The Sept. 1 launch pad explosion of a SpaceX Falcon 9 rocket, which destroyed the Amos-6 satellite perched atop, will likely affect the currently planned November 2016 launch of a SpaceX Dragon capsule.
The mission, CRS-10, was tentatively scheduled for a Nov. 11 launch from Space Launch Complex 40 at Cape Canaveral Air Force Station in Florida. However, in addition to an investigation that could take months, repairs must also be made to SLC-40.
In a statement made by NASA on the day of the incident, the U.S. space agency reiterated their confidence in SpaceX.
"Today's SpaceX incident – while it was not a NASA launch – is a reminder that spaceflight is an incredible challenge, but our partners learn from each success and setback," the agency's statement read. "The situation at the Cape is being evaluated, and it's too early to know whether the incident will affect the schedule for upcoming NASA-related SpaceX launches to the International Space Station."
NASA did say, however, if there are any delays, other cargo spacecraft will be able to meet the station's resupply needs. Supplies as well as research investigations are currently at good levels as well.
Regarding any repairs to SLC-40, SpaceX stated in an update on the company's website their launch pad farther up the coast at Kennedy Space Center, Launch Complex 39A, is on schedule to be ready by November and is more than capable to fulfill the NewSpace firm's manifest needs, including ISS resupply missions.
So, pending the length of the investigation into the cause of the explosion, the next SpaceX launch, commercial or NASA, could be out of the former space shuttle launch pad of which the company currently holds a 20-year lease.
SpaceX was also hoping to begin their first Crew Dragon test flights in the middle of next year (2017). However, that is also in question and will depend on the length of time the Falcon 9 rocket is grounded.
It was hoped the company would send the first unpiloted Crew Dragon to space as early as May 2017 before sending one to the International Space Station with people in late-summer 2017.
Earlier this year, Boeing, the other company in NASA's Commercial Crew Program, announced a delay of their own into early 2018. The company's CST-100 Starliner had experienced technical difficulties relating to the spacecraft's weight.

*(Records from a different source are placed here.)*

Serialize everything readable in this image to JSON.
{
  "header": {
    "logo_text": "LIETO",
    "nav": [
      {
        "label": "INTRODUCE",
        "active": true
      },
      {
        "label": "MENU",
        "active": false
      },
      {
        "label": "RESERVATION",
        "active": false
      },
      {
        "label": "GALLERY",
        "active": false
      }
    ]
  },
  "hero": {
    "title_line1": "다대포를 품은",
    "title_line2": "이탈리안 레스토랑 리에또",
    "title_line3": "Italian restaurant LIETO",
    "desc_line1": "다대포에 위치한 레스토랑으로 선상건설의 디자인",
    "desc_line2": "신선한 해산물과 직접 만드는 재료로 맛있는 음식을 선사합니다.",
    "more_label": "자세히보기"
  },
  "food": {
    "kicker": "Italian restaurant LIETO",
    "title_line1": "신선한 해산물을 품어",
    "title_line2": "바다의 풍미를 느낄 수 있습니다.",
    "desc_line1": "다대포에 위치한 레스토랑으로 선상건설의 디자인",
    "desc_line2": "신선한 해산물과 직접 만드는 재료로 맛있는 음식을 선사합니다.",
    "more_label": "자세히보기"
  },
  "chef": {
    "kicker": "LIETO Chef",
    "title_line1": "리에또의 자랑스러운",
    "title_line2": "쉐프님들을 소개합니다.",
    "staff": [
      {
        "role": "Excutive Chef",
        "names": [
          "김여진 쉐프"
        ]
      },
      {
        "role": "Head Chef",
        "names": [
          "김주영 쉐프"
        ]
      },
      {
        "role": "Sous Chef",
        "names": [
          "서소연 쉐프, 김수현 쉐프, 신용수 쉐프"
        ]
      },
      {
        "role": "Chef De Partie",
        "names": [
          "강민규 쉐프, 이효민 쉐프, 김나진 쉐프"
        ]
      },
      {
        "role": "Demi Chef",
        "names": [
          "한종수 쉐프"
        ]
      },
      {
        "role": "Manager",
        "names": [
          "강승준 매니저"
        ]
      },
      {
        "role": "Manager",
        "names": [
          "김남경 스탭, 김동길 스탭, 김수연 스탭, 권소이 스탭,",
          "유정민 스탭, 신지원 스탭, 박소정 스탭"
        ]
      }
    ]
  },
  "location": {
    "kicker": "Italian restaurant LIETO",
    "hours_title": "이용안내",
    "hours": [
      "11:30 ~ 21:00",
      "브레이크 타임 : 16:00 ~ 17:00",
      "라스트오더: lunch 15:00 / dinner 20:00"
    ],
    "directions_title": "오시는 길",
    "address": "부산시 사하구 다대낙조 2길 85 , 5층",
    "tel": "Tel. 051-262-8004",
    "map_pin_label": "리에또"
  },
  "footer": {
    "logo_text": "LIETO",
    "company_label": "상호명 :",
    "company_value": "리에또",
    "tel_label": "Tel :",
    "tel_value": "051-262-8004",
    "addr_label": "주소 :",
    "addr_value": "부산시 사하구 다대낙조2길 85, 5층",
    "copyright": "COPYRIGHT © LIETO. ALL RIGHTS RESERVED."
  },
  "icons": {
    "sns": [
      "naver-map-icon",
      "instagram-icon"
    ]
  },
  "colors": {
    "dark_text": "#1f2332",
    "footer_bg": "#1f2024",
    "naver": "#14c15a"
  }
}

The two company's are both contracted to send at least two crews to the ISS after they complete test flights on their respective capsules.